▸ WORK TO COMPLETE: Among the entries below, which lines include the string "source"? Show each one.

Dataset rows describing interfaces:
---+---

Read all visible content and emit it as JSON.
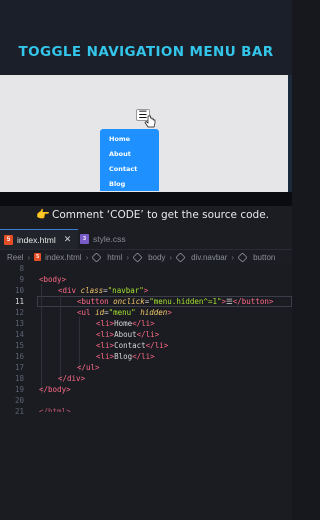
{
  "banner": {
    "title": "TOGGLE NAVIGATION MENU BAR"
  },
  "preview": {
    "toggle_label": "☰",
    "menu_items": [
      "Home",
      "About",
      "Contact",
      "Blog"
    ]
  },
  "hint": {
    "emoji": "👉",
    "text": "Comment ‘CODE’ to get the source code."
  },
  "tabs": [
    {
      "label": "index.html",
      "icon": "html5-icon",
      "active": true
    },
    {
      "label": "style.css",
      "icon": "css3-icon",
      "active": false
    }
  ],
  "breadcrumb": [
    "Reel",
    "index.html",
    "html",
    "body",
    "div.navbar",
    "button"
  ],
  "editor": {
    "line_numbers": [
      "8",
      "9",
      "10",
      "11",
      "12",
      "13",
      "14",
      "15",
      "16",
      "17",
      "18",
      "19",
      "20",
      "21"
    ],
    "active_line": "11"
  },
  "colors": {
    "accent": "#33c6ea",
    "menu": "#1e90ff",
    "tag": "#ff6b87",
    "attr": "#f3c86b",
    "string": "#a6e22e"
  }
}
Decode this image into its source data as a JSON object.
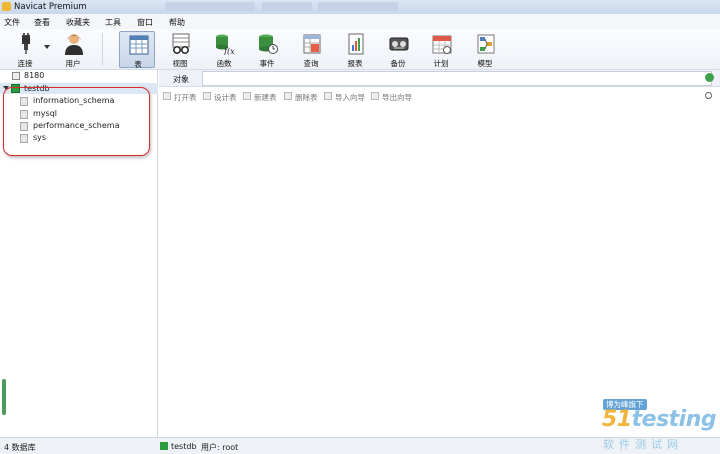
{
  "window": {
    "title": "Navicat Premium"
  },
  "menu": [
    "文件",
    "查看",
    "收藏夹",
    "工具",
    "窗口",
    "帮助"
  ],
  "toolbar": [
    {
      "id": "connect",
      "label": "连接",
      "icon": "plug-icon"
    },
    {
      "id": "user",
      "label": "用户",
      "icon": "user-icon"
    },
    {
      "id": "table",
      "label": "表",
      "icon": "table-icon",
      "active": true
    },
    {
      "id": "view",
      "label": "视图",
      "icon": "view-icon"
    },
    {
      "id": "function",
      "label": "函数",
      "icon": "function-icon"
    },
    {
      "id": "event",
      "label": "事件",
      "icon": "event-icon"
    },
    {
      "id": "query",
      "label": "查询",
      "icon": "query-icon"
    },
    {
      "id": "report",
      "label": "报表",
      "icon": "report-icon"
    },
    {
      "id": "backup",
      "label": "备份",
      "icon": "backup-icon"
    },
    {
      "id": "schedule",
      "label": "计划",
      "icon": "calendar-icon"
    },
    {
      "id": "model",
      "label": "模型",
      "icon": "model-icon"
    }
  ],
  "sidebar": {
    "connection": "8180",
    "database": "testdb",
    "schemas": [
      "information_schema",
      "mysql",
      "performance_schema",
      "sys"
    ]
  },
  "objects": {
    "label": "对象",
    "actions": [
      "打开表",
      "设计表",
      "新建表",
      "删除表",
      "导入向导",
      "导出向导"
    ]
  },
  "status": {
    "left": "4 数据库",
    "db": "testdb",
    "user": "用户: root"
  },
  "watermark": {
    "tag": "博为峰旗下",
    "brand_num": "51",
    "brand_word": "testing",
    "cn": "软件测试网"
  },
  "colors": {
    "highlight": "#d62b2b",
    "db_icon": "#2e9a3e",
    "selection": "#dde7f4"
  }
}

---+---

▸ OUTPUT FOR THIS TASK:
    "text": "Comment ‘CODE’ to get the source code."
Decode this image into its source data as a JSON object.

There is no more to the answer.